According to research, only a minority of investors seek professional consultations, versus personal efforts to apply best practices or remain current with literature. Robo-advisors have simpler portfolios which may be more efficient and effective to use than traditional consultant ones, and decision-making processes from clients and stakeholders in response to these have further been observed to be less cognitively demanding. This has likelihood to increasingly become a preference of prospective investors.

Investors seeking robo-advisors can further benefit from the common efficiency of adding informational services, such as financial advice, while this is freer from bias than personal counselors. Amid this, concerns of common potentially service-affecting biases or consumer experiences (such as presences racial or gender biases) are not concerns in the AI case. AI has begun to affect comparative and competitive advantages in corporate offerings, and it is expected to do this to a greater extent in the near future.

The greatest current challenge to industry is facilitating harmonization between people and machines, as evolving technology facilitates increased potential for machine operation that can be streamlined in different manners for greater collaboration. AI developments in the current year are expected to be the cause of approximately $3 trillion in business generated, spanning an estimated approximately six billion employee work hours. Organizations which have integrated more AI into their operations have begun to experience multiples of increased successes in different areas, or nearly twice the success and nearly three times the returns on investments following their placements.

AI developments within financial advising specifically has involved some extent of slow integration, as a result of demands for effectiveness to be proved prior to stakeholder agreement. It is expected that the observed successes will result in greater extents of integration, in addition to pressures generated from comparative and competitive advantages. An estimated 84% of wealth managerial-focused corporate employees have reported a demand to use newer AI developments in order to reach established organizational growth targets. Meanwhile, an estimated 76% have reported that it is difficult to evenly address the combination of organizational and consumer demands following the pandemic variables impacting society.

The Asia-Pacific region has involved unusual growths and successes that have been observed and adapted to strategies that may be beneficial in different economic dynamics elsewhere in the world. India, China, and Japan have been among the greatest developers and users. An estimated 83% of Indian consumers and 88% of Indian business managers have been using more AI than traditional human applications for financial services-related organizational processes. Elsewhere in the region, an estimated 76% of consumers have reported they prefer AI to human financial advisers, versus 67% of people with this preference at a global level. 

The roles of financial collaboration and advising are expected to change alongside increasing developments in AI technologies and integrations, but not necessarily as a parallel to them. The extents of developments have affected major aspects of the ways that the organizations function, and the extent of disruption that they cause is expected to further rise through the near future.  

References

Are You Ready For A.I.? (fa-mag.com)

Accelerating AI: Why advisers and automation need to collide (investmentnews.com)

Soon, AI-based robots to replace financial advisers: Oracle study (businesstoday.in)

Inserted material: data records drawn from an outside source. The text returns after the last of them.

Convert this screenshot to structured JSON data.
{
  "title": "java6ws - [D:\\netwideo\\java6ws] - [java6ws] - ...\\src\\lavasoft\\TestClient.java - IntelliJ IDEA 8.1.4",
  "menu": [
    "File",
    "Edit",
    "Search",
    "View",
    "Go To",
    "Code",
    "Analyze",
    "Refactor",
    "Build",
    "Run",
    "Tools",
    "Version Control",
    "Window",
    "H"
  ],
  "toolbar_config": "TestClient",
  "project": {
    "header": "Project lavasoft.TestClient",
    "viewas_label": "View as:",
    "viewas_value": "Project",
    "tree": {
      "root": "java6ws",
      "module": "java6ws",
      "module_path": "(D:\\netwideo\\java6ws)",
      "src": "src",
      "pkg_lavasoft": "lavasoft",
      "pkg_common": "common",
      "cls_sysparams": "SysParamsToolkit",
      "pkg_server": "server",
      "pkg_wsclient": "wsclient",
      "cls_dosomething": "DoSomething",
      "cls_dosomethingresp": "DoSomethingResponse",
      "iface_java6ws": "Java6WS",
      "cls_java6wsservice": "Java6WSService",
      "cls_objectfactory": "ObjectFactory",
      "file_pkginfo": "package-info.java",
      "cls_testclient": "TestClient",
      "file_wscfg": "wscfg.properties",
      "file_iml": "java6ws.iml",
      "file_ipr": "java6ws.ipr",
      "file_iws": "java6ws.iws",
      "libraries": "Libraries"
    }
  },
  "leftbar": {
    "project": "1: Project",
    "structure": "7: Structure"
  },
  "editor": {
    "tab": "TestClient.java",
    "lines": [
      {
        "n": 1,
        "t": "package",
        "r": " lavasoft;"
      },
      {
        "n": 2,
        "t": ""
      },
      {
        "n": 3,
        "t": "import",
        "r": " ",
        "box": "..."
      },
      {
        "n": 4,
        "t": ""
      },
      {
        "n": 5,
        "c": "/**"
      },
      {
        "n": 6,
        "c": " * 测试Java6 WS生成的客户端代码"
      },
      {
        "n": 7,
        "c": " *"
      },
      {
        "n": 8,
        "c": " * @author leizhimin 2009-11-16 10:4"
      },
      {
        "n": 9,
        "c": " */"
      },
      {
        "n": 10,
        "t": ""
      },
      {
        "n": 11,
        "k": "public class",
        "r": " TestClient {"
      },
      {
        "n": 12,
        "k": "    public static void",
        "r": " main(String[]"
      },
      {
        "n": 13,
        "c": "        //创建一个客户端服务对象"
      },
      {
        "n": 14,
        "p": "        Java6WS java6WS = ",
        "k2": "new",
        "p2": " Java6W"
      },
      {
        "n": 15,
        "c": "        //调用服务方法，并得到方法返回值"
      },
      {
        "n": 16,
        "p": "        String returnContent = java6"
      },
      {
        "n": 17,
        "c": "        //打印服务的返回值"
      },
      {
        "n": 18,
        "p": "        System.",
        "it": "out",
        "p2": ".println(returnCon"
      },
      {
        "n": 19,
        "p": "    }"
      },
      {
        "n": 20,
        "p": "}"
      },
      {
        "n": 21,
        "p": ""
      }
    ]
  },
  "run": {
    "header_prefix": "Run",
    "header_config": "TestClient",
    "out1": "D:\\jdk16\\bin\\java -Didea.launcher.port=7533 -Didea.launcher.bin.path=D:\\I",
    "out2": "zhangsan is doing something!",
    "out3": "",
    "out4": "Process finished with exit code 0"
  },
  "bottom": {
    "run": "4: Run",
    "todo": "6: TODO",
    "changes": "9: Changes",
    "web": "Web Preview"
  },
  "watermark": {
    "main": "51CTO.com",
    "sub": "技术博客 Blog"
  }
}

The Curious Case of Tay: Limitations of AI in Wealth Management (theamericancollege.edu)

Behavioural finance in an era of artificial intelligence: Longitudinal case study of robo-advisors in investment decisions – ScienceDirect

The Adoption of Artificial Intelligence for Financial Investment Service | IEEE Conference Publication | IEEE Xplore